Stormont’s health minister has asked his cross-border counterpart to consider new laws and data-sharing agreements to help track international travellers arriving on the island.
Robin Swann has written to Stephen Donnelly expressing concern about the “inability” of both jurisdictions to capture and share information about passengers transiting through one part of the island to the other.
In the letter, a leaked copy of which has been seen by the PA news agency, Mr Swann told Mr Donnelly that his officials were facing “serious impediments” in monitoring travellers who cross the border having landed in the Irish Republic from an at-risk country.
Such passengers are required to self-isolate in Northern Ireland for 14 days.
Mr Swann said the system was reliant on people filling in a passenger locator form within 48 hours of entering Northern Ireland.
He said if they failed to fill in those forms, the authorities north of the border had no way of tracing them.
“The logical solution is to ensure that all international travellers landing on the island of Ireland provide data which is accessible for compliance checks in our respective jurisdictions,” Mr Swann wrote.
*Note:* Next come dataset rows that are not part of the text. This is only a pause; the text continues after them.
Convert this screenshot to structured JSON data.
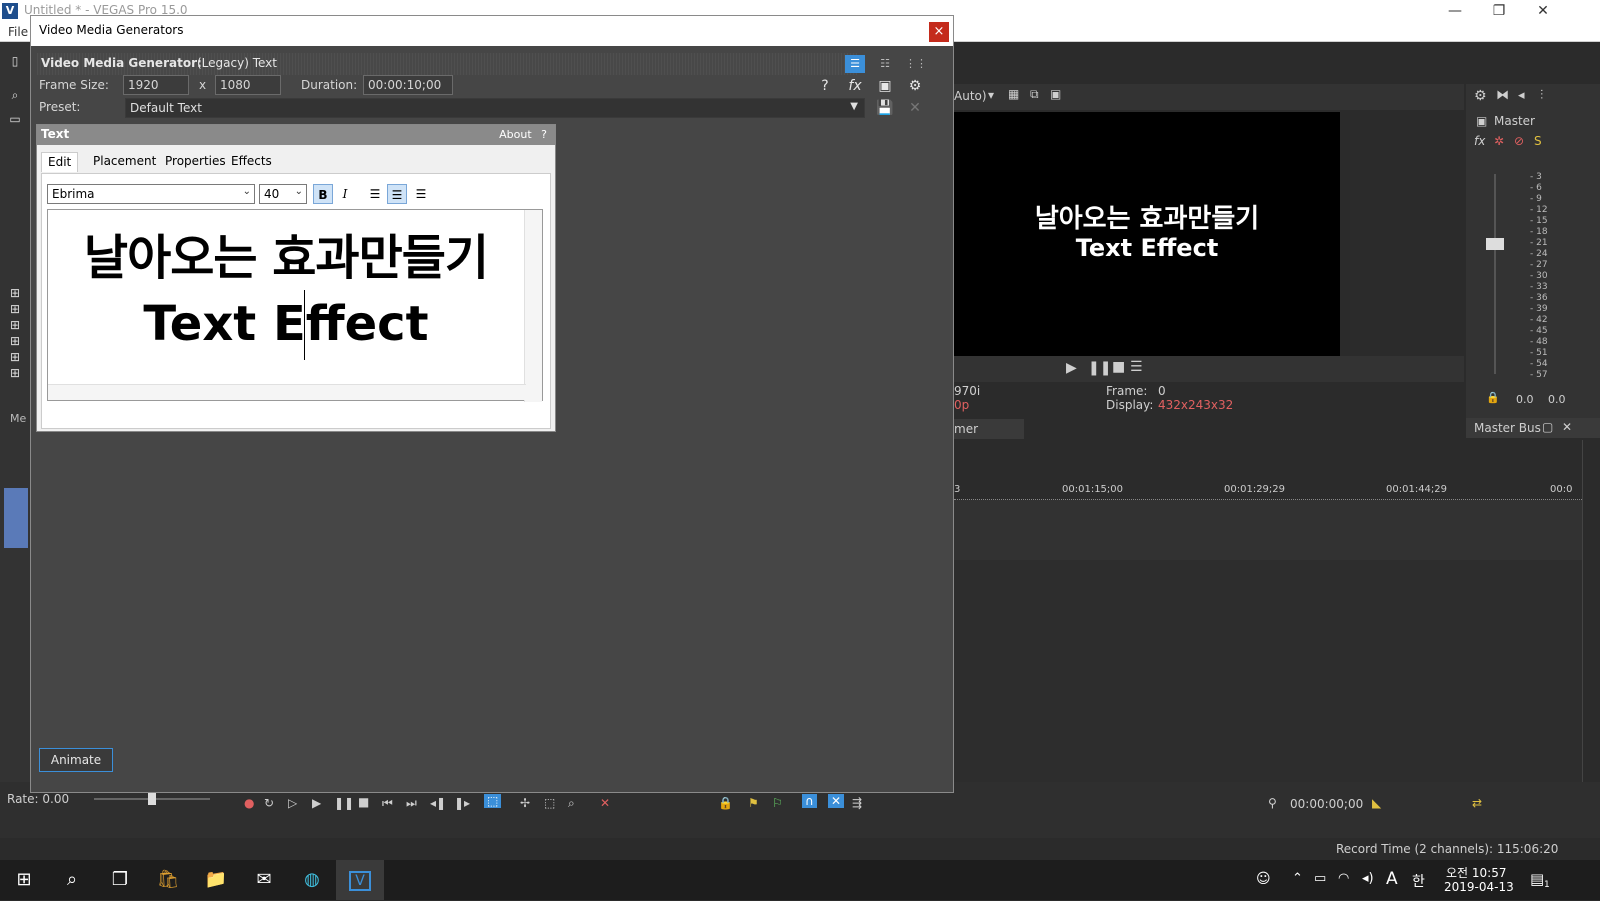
{
  "app": {
    "title": "Untitled * - VEGAS Pro 15.0",
    "logo": "V",
    "menu_file": "File",
    "win_minimize": "—",
    "win_restore": "❐",
    "win_close": "✕"
  },
  "preview": {
    "toolbar_auto": "Auto)",
    "line1": "날아오는 효과만들기",
    "line2": "Text Effect",
    "frame_label": "Frame:",
    "frame_value": "0",
    "display_label": "Display:",
    "display_value": "432x243x32",
    "left_info1": "970i",
    "left_info2": "0p",
    "tab_label": "mer"
  },
  "master": {
    "label": "Master",
    "bus_tab": "Master Bus",
    "scale": [
      "3",
      "6",
      "9",
      "12",
      "15",
      "18",
      "21",
      "24",
      "27",
      "30",
      "33",
      "36",
      "39",
      "42",
      "45",
      "48",
      "51",
      "54",
      "57"
    ],
    "left_value": "0.0",
    "right_value": "0.0"
  },
  "timeline": {
    "ticks": [
      "00:01:15;00",
      "00:01:29;29",
      "00:01:44;29",
      "00:0"
    ],
    "left_tick": "3"
  },
  "transport": {
    "rate": "Rate: 0.00",
    "timecode": "00:00:00;00",
    "record_time": "Record Time (2 channels): 115:06:20"
  },
  "left_panel": {
    "tab_label": "Me"
  },
  "dialog": {
    "title": "Video Media Generators",
    "close": "×",
    "generator_label": "Video Media Generator:",
    "generator_value": "(Legacy) Text",
    "frame_size_label": "Frame Size:",
    "frame_w": "1920",
    "frame_x": "x",
    "frame_h": "1080",
    "duration_label": "Duration:",
    "duration": "00:00:10;00",
    "preset_label": "Preset:",
    "preset_value": "Default Text",
    "animate_button": "Animate"
  },
  "text_plugin": {
    "title": "Text",
    "about": "About",
    "help": "?",
    "tabs": [
      "Edit",
      "Placement",
      "Properties",
      "Effects"
    ],
    "font": "Ebrima",
    "size": "40",
    "bold": "B",
    "italic": "I",
    "line1": "날아오는 효과만들기",
    "line2": "Text Effect"
  },
  "taskbar": {
    "clock_time": "오전 10:57",
    "clock_date": "2019-04-13",
    "ime_a": "A",
    "ime_han": "한",
    "notif_count": "1"
  },
  "colors": {
    "accent": "#3b8fd9",
    "close_red": "#c42b1c",
    "dialog_bg": "#464646"
  }
}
“I would welcome the opportunity to engage with you on this with a view to finding a rapid resolution, including the introduction of new legislation and data-sharing agreements as required.
“I believe this would be a significant achievement which would demonstrate our commitment to working together to effectively address common challenges.”
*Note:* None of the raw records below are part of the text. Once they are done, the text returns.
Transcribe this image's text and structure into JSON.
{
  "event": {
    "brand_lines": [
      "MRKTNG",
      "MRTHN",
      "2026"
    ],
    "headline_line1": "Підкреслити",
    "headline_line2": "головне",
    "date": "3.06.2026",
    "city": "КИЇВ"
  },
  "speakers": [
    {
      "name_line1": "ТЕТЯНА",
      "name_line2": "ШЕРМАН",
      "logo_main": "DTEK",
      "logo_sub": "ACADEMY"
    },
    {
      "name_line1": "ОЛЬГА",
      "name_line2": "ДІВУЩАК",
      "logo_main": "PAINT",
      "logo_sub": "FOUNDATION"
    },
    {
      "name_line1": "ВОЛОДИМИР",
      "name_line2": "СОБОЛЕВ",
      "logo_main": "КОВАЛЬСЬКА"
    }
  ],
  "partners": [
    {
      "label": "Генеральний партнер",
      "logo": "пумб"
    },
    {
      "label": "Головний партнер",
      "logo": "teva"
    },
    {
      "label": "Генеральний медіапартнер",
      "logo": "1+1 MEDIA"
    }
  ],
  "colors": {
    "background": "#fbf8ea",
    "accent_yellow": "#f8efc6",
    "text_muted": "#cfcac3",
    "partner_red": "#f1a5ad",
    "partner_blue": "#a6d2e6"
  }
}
On Thursday, executive ministers in Belfast agreed to write to the UK and Irish governments requesting that a meeting of the British Irish Council is convened to discussing travel issues presented by Covid-19.
The council includes the two governments and representatives from all the devolved regions in the UK.
Ministers on both sides of the Irish border are already due to meet to discuss issues of mutual interest at a North South Ministerial Council meeting in Dublin next Friday.
There are some significant differences in policy adopted on both sides of the border.
The Irish Republic’s green list of countries deemed safe for travel only extends to 15 nations while a similar list issued by Stormont includes almost 60 destinations.
A spokeswoman from Ireland’s Department of Health said consideration was being given to further enhancing north/south cooperation on overseas travellers, including adding information sharing.
“Minister Donnelly and Minister Swann and their public health experts and officials are in close ongoing contact on a broad range of Covid-related issues,” she said.
“Contact tracing continues to be done on an all-island basis, and information shared North and South, as it has been from the beginning of this public health emergency.
“As part of the cross-government effort here to institute more intensive follow-up with passengers arriving from overseas, including introducing an electronic passenger locator form, consideration is being given to how to further enhance cooperation North-South in regards to overseas travel, including in regards to additional information-sharing.”